→ Source data
-.-.-
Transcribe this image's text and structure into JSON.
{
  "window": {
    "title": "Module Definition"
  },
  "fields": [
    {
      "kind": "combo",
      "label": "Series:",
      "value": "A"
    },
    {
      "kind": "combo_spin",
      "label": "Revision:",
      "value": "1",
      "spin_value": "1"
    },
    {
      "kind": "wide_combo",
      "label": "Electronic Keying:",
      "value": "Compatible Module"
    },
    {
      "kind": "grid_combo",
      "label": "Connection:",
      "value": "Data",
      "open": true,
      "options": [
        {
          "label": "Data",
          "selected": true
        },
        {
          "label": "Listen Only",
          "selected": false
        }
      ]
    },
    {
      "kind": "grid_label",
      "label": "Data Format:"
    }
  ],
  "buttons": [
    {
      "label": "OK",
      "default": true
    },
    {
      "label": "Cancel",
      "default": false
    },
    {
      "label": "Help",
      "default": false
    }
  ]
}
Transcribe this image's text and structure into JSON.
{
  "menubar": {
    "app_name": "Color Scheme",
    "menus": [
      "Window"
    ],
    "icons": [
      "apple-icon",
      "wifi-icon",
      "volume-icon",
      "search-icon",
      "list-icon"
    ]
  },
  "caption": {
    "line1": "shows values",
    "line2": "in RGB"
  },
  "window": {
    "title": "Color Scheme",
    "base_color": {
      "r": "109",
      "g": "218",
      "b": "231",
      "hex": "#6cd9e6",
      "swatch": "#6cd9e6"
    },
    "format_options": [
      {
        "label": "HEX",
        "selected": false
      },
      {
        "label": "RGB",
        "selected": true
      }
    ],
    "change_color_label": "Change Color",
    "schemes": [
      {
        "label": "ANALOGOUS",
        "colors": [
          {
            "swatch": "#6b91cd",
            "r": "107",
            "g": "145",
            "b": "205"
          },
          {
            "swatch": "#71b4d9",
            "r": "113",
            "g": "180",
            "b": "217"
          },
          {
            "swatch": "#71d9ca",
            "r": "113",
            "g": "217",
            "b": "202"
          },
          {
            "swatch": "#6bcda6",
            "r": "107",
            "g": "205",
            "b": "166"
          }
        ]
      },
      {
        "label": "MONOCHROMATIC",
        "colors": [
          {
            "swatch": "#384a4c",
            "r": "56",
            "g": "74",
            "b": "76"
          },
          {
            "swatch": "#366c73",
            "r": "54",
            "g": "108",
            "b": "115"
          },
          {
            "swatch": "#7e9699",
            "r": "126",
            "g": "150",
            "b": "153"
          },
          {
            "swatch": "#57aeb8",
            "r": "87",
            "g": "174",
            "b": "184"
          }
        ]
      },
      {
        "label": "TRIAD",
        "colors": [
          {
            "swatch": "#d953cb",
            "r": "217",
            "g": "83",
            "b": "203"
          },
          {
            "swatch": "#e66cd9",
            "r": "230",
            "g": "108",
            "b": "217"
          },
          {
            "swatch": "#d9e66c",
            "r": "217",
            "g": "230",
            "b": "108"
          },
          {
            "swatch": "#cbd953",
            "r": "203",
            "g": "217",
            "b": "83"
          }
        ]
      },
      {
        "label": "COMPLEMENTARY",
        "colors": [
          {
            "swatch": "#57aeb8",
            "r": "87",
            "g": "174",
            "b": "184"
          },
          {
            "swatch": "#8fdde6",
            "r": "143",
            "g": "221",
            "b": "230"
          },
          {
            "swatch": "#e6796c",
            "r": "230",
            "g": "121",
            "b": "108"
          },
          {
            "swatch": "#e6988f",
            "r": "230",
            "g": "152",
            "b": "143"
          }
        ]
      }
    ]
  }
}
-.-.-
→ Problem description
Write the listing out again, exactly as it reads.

→ Result
Transcribe this image's text and structure into JSON.
{
  "window": {
    "title": "Module Definition"
  },
  "fields": [
    {
      "kind": "combo",
      "label": "Series:",
      "value": "A"
    },
    {
      "kind": "combo_spin",
      "label": "Revision:",
      "value": "1",
      "spin_value": "1"
    },
    {
      "kind": "wide_combo",
      "label": "Electronic Keying:",
      "value": "Compatible Module"
    },
    {
      "kind": "grid_combo",
      "label": "Connection:",
      "value": "Data",
      "open": true,
      "options": [
        {
          "label": "Data",
          "selected": true
        },
        {
          "label": "Listen Only",
          "selected": false
        }
      ]
    },
    {
      "kind": "grid_label",
      "label": "Data Format:"
    }
  ],
  "buttons": [
    {
      "label": "OK",
      "default": true
    },
    {
      "label": "Cancel",
      "default": false
    },
    {
      "label": "Help",
      "default": false
    }
  ]
}
Transcribe this image's text and structure into JSON.
{
  "menubar": {
    "app_name": "Color Scheme",
    "menus": [
      "Window"
    ],
    "icons": [
      "apple-icon",
      "wifi-icon",
      "volume-icon",
      "search-icon",
      "list-icon"
    ]
  },
  "caption": {
    "line1": "shows values",
    "line2": "in RGB"
  },
  "window": {
    "title": "Color Scheme",
    "base_color": {
      "r": "109",
      "g": "218",
      "b": "231",
      "hex": "#6cd9e6",
      "swatch": "#6cd9e6"
    },
    "format_options": [
      {
        "label": "HEX",
        "selected": false
      },
      {
        "label": "RGB",
        "selected": true
      }
    ],
    "change_color_label": "Change Color",
    "schemes": [
      {
        "label": "ANALOGOUS",
        "colors": [
          {
            "swatch": "#6b91cd",
            "r": "107",
            "g": "145",
            "b": "205"
          },
          {
            "swatch": "#71b4d9",
            "r": "113",
            "g": "180",
            "b": "217"
          },
          {
            "swatch": "#71d9ca",
            "r": "113",
            "g": "217",
            "b": "202"
          },
          {
            "swatch": "#6bcda6",
            "r": "107",
            "g": "205",
            "b": "166"
          }
        ]
      },
      {
        "label": "MONOCHROMATIC",
        "colors": [
          {
            "swatch": "#384a4c",
            "r": "56",
            "g": "74",
            "b": "76"
          },
          {
            "swatch": "#366c73",
            "r": "54",
            "g": "108",
            "b": "115"
          },
          {
            "swatch": "#7e9699",
            "r": "126",
            "g": "150",
            "b": "153"
          },
          {
            "swatch": "#57aeb8",
            "r": "87",
            "g": "174",
            "b": "184"
          }
        ]
      },
      {
        "label": "TRIAD",
        "colors": [
          {
            "swatch": "#d953cb",
            "r": "217",
            "g": "83",
            "b": "203"
          },
          {
            "swatch": "#e66cd9",
            "r": "230",
            "g": "108",
            "b": "217"
          },
          {
            "swatch": "#d9e66c",
            "r": "217",
            "g": "230",
            "b": "108"
          },
          {
            "swatch": "#cbd953",
            "r": "203",
            "g": "217",
            "b": "83"
          }
        ]
      },
      {
        "label": "COMPLEMENTARY",
        "colors": [
          {
            "swatch": "#57aeb8",
            "r": "87",
            "g": "174",
            "b": "184"
          },
          {
            "swatch": "#8fdde6",
            "r": "143",
            "g": "221",
            "b": "230"
          },
          {
            "swatch": "#e6796c",
            "r": "230",
            "g": "121",
            "b": "108"
          },
          {
            "swatch": "#e6988f",
            "r": "230",
            "g": "152",
            "b": "143"
          }
        ]
      }
    ]
  }
}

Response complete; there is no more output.